MLB employs TECO, a certification and testing agency for wood products, to inspect bats. And now that broken-bat incidents are being tracked and categorized, the data can be used to target specific teams, players and manufacturers. “It becomes very obvious what players are breaking the most multiple-piece failures,” Kretschmann said. “What teams are they on? What are the teams that are breaking a lot of bats? You can kind of pinpoint where you go.”
So baseball is apparently inspecting and confiscating dangerous bats that don’t conform to some standards that are mentioned in the article but which are hard to tell whether or not they represent a safe threshhold for bat shattering.
Progress I guess? Hard to say. Unless you just ban maple bats, it seems like we’re just sort of spitballing. If no one has been killed or blinded by a breaking bat in the next five years or so I suppose we can declare victory.
According to FanRag Sports’ Jon Heyman, free agent reliever Joba Chamberlain has a deal with the Brewers. No confirmation or terms of the contract have been confirmed by the team yet.
Chamberlain, 31, had a promising resurgence in the Indians’ bullpen during 2016. He shaved his ERA down to a modest 2.25 mark over 20 innings with Cleveland, paired with an 8.1 SO/9 and less-than-stellar 5.0 BB/9 rate. Over a decade in the major leagues, the right-hander holds a career 3.81 ERA, 8.8 SO/9 and 3.7 BB/9 rate.
The veteran righty was released by the Indians in July after refusing re-assignment. He’s expected to compete for a major league role this spring.
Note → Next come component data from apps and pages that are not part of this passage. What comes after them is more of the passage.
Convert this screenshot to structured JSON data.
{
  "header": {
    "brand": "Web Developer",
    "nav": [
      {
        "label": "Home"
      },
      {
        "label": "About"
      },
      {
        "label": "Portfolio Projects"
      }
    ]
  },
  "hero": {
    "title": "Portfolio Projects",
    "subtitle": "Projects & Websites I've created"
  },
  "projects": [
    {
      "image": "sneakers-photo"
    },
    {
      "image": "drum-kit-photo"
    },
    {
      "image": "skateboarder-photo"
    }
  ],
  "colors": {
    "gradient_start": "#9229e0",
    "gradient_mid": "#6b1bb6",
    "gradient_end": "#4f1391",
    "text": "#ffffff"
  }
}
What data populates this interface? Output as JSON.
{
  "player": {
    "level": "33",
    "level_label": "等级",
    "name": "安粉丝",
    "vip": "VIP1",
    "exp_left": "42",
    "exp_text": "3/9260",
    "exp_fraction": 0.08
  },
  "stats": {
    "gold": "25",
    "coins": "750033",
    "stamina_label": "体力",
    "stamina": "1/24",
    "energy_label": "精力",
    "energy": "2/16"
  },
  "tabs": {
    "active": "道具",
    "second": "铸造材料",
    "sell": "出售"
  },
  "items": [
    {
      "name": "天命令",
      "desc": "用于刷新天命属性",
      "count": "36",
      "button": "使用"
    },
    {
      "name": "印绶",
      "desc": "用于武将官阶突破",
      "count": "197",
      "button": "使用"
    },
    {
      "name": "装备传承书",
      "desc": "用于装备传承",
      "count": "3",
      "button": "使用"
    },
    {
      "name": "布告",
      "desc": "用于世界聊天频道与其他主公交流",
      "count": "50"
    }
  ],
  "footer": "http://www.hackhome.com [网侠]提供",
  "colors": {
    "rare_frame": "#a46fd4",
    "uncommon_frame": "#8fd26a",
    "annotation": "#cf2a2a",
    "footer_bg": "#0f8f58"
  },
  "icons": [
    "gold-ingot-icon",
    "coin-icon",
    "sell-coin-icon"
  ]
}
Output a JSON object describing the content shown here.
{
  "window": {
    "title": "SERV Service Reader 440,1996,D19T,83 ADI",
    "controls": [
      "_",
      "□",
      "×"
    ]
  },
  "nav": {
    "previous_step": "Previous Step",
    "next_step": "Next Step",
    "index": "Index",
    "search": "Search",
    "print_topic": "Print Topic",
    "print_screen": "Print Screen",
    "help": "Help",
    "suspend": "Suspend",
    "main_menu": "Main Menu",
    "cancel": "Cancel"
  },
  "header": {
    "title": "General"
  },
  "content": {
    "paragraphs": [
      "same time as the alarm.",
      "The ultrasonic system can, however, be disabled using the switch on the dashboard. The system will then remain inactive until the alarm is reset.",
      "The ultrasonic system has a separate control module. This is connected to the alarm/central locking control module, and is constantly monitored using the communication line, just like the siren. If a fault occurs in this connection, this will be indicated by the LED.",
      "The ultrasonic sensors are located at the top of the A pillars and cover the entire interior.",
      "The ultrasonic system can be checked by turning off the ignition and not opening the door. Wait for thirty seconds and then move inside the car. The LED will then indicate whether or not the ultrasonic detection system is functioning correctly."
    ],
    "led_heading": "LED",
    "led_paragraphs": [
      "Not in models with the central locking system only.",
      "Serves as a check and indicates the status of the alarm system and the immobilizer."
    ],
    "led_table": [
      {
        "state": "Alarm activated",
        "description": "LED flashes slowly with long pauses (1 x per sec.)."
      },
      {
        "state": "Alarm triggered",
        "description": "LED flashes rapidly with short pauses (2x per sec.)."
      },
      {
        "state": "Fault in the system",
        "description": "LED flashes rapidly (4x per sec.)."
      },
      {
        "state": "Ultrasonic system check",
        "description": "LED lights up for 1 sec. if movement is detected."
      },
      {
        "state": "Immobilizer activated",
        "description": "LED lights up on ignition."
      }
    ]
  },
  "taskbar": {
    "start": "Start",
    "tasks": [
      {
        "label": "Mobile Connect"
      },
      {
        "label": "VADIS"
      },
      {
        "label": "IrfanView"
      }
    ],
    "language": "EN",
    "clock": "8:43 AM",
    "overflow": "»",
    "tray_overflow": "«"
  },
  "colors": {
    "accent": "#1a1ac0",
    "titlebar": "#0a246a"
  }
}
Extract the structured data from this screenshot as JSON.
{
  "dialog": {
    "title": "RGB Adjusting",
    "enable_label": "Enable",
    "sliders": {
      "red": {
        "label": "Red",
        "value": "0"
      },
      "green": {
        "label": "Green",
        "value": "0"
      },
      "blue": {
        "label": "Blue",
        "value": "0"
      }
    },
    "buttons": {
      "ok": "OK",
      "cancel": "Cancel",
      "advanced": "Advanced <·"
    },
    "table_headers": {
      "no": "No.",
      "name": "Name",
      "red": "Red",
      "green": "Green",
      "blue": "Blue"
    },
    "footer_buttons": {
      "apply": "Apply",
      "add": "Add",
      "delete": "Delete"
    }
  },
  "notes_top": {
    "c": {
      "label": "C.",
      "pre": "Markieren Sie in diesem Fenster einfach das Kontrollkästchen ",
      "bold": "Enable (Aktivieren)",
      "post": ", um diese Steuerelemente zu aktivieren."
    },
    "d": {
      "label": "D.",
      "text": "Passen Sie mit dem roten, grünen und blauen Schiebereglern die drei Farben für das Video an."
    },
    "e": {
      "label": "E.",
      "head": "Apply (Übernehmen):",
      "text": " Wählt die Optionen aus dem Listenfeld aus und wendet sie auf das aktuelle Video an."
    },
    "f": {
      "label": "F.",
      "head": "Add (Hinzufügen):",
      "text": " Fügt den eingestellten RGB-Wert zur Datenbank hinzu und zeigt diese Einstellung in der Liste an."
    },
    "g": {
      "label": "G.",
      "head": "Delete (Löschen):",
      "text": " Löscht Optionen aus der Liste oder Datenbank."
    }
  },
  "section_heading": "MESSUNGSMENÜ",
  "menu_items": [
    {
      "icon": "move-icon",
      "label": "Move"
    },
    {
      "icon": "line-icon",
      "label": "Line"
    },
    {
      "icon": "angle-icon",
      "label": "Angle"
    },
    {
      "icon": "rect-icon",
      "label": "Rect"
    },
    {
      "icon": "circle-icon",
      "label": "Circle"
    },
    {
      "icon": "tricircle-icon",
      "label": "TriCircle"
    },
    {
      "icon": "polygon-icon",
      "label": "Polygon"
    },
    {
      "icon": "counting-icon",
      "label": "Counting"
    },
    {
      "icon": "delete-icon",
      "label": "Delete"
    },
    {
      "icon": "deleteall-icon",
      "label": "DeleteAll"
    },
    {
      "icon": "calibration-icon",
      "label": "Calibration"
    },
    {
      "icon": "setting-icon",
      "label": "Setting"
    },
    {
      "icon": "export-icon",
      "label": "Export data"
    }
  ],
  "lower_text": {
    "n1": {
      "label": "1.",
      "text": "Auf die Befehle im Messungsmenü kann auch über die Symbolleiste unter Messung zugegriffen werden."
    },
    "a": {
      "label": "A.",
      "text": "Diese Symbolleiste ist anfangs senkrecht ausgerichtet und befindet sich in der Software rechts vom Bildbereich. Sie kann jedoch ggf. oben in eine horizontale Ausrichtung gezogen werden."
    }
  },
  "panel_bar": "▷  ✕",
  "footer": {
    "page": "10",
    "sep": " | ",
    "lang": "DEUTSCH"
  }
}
After letting rumors of the deal percolate for the last week, the Athletics officially announced their two-year, $11 million contract with right-hander Santiago Casilla on Friday (and threw a little bit of shade at the Giants, too). As previously reported, the contract includes an extra $3 million in performance bonuses.
Casilla, 36, got his major league start with Oakland back in 2004, racking up a 5.11 ERA and four saves over six seasons in the A’s bullpen. After picking up a minor league deal with the Giants in 2010, the righty flitted in and out of the closing role with varying degrees of success. Notwithstanding a slight downturn in his production rate during the 2016 season, he earned 123 saves and a 2.42 ERA during the past seven years in San Francisco. Securing another closing role might be a little tougher across the Bay, however, with a bullpen that includes fellow closers Ryan Madson, Ryan Dull and Sean Doolittle.